A portfolio of three patent families concerning a micro-optical element including a resonator substrate, at least one microresonator including a rotationally symmetrical body mounted on the resonator substrate, and a light-reflecting element including a ring-shaped mirror that surrounds the rotationally symmetrical body.

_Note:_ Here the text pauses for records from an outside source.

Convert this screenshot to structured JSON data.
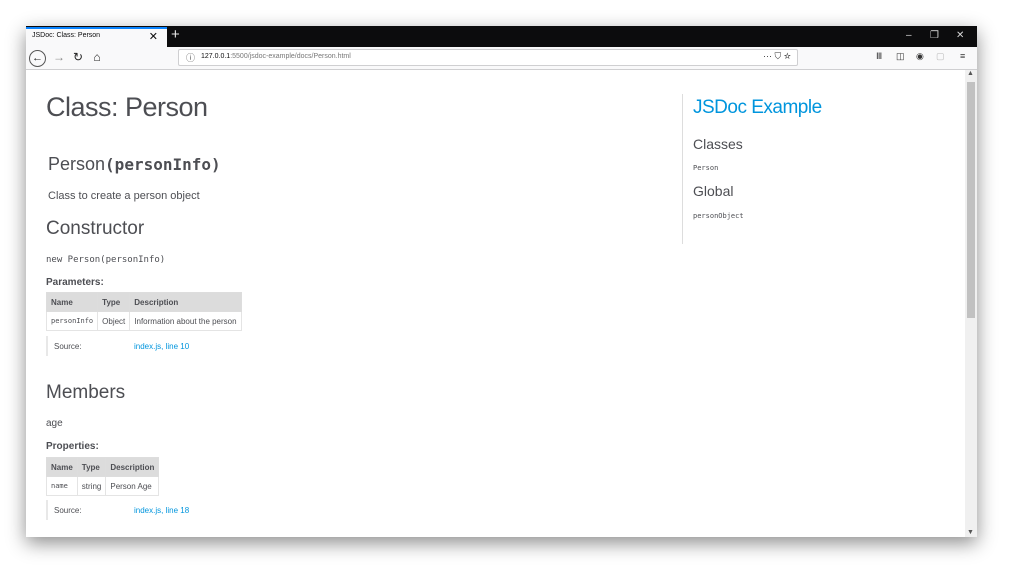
{
  "browser": {
    "tab_title": "JSDoc: Class: Person",
    "tab_close": "✕",
    "new_tab": "+",
    "window_controls": {
      "minimize": "–",
      "restore": "❐",
      "close": "✕"
    },
    "url_info_icon": "ⓘ",
    "url_host": "127.0.0.1",
    "url_rest": ":5500/jsdoc-example/docs/Person.html",
    "url_actions": "··· ⛉ ☆"
  },
  "page": {
    "title": "Class: Person",
    "signature_name": "Person",
    "signature_params": "(personInfo)",
    "description": "Class to create a person object",
    "constructor_heading": "Constructor",
    "constructor_code": "new Person(personInfo)",
    "parameters_heading": "Parameters:",
    "param_headers": [
      "Name",
      "Type",
      "Description"
    ],
    "param_rows": [
      [
        "personInfo",
        "Object",
        "Information about the person"
      ]
    ],
    "source1_label": "Source:",
    "source1_link": "index.js, line 10",
    "members_heading": "Members",
    "member_name": "age",
    "properties_heading": "Properties:",
    "prop_headers": [
      "Name",
      "Type",
      "Description"
    ],
    "prop_rows": [
      [
        "name",
        "string",
        "Person Age"
      ]
    ],
    "source2_label": "Source:",
    "source2_link": "index.js, line 18"
  },
  "sidebar": {
    "brand": "JSDoc Example",
    "classes_heading": "Classes",
    "classes": [
      "Person"
    ],
    "global_heading": "Global",
    "globals": [
      "personObject"
    ]
  },
  "colors": {
    "accent": "#0095dd",
    "text": "#4d4e53",
    "titlebar": "#0c0c0d",
    "tab_highlight": "#0a84ff"
  },
  "icons": [
    "back-icon",
    "forward-icon",
    "reload-icon",
    "home-icon",
    "info-icon",
    "library-icon",
    "sidebar-icon",
    "account-icon",
    "extension-icon",
    "menu-icon"
  ]
}
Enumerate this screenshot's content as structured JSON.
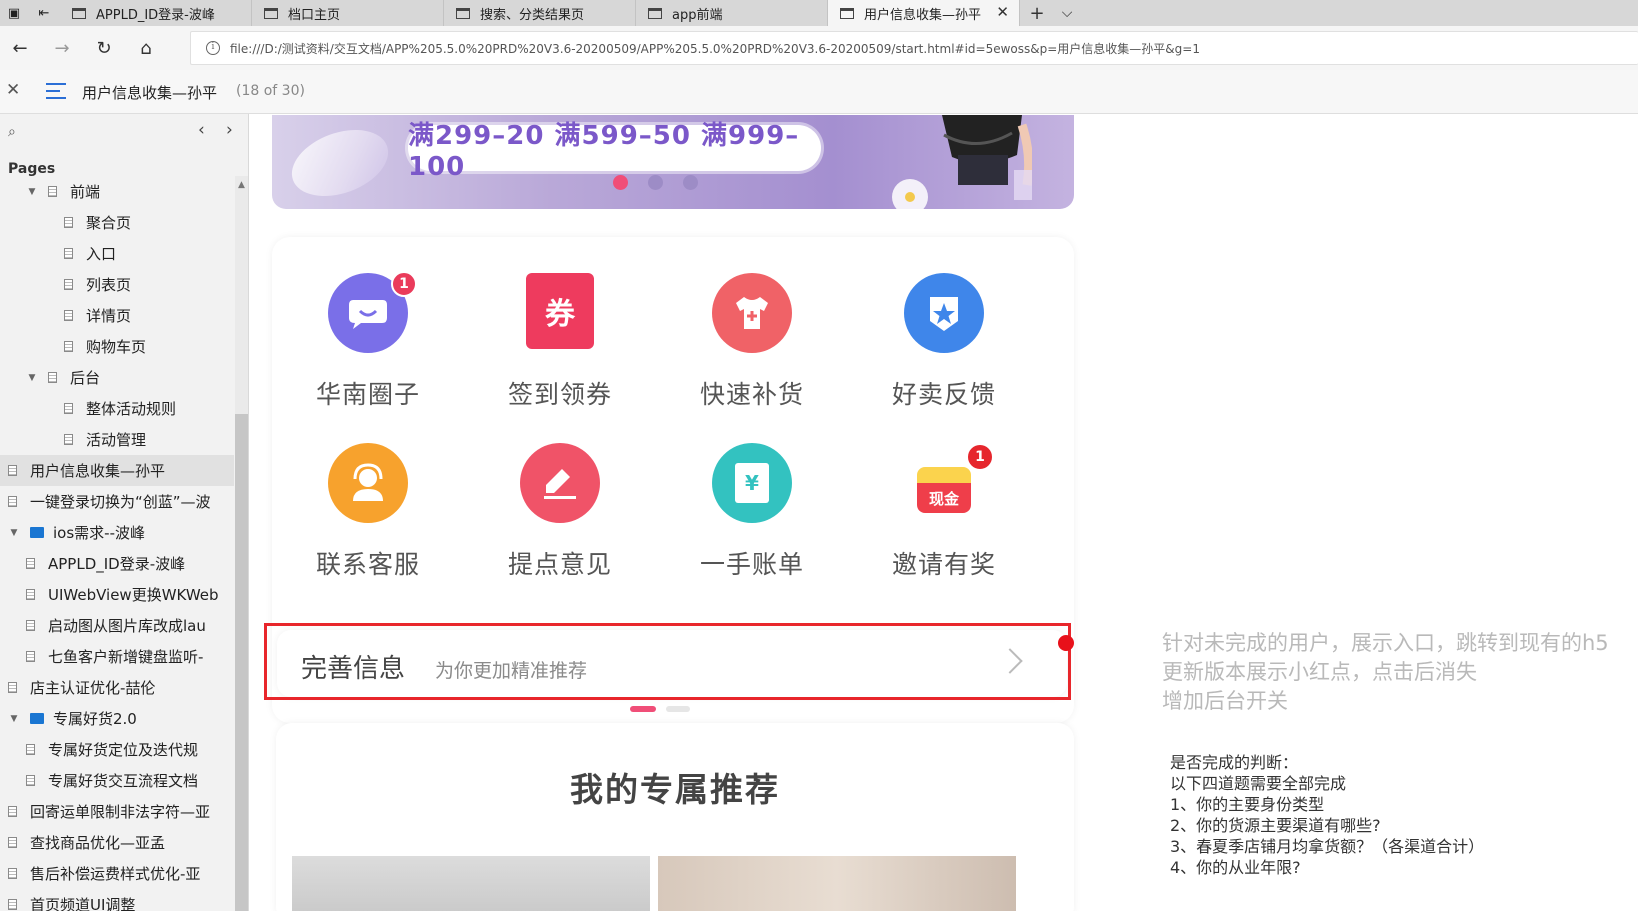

Biotechnology and medical technology need sensitive sensors for selective, marker-free detection of selected substances in liquids analytes. Especially detecting very low concentrations or single molecules makes huge demands on sensors. Light in microresonators is confined by optical total reflection in a space region typically of a size on the order of a few micrometers. Light waves are reflected at the surface of the resonator. They generate resonances for precisely those wavelengths whose integral multiple of wavelength corresponds to the circumference of the resonator. This path length is referred to as whispering gallery by analogy with an acoustic phenomenon. When molecules of an analyte agglomerate on the surface of the resonator, this adds to the circumference of the microresonator. This changes the resonance wavelength. In basic research, this has been used to detect single molecules. The microresonator versions known to date can be operated only under strictly controlled laboratory conditions, because the light has to be fed to the microresonators and extracted from them by means of an optical fiber of only 1 µm outside diameter. A new sensor system from the Institute of Microstructure Technology (IMT) and the Institute of Applied Physics (AP) improves the familiar approaches in several ways by offering a novel type of microresonator, so-called microgoblets. These microgoblets are manufactured in parallel procedures allowing mass fabrication. The polymers used as the resonator material allow the microgoblets to be designed very simply as lasers. As a sensor signal, this novel design detects the change in laser wavelength by feeding molecules of the analyte. The use of microresonators as lasers for the first time allows them to be operated in a free-beam arrangement. Consequently, there is no need for the usual complicated step of coupling out via an optical fiber. The entire sensor system comprises a covered fluidic chamber containing a microgoblet or an array of microgoblets. In order to detect laser emission with an optimum signal-to-noise ratio, it is fed through a ring-shaped mirror to signal evaluation. The sensor system can be mass produced.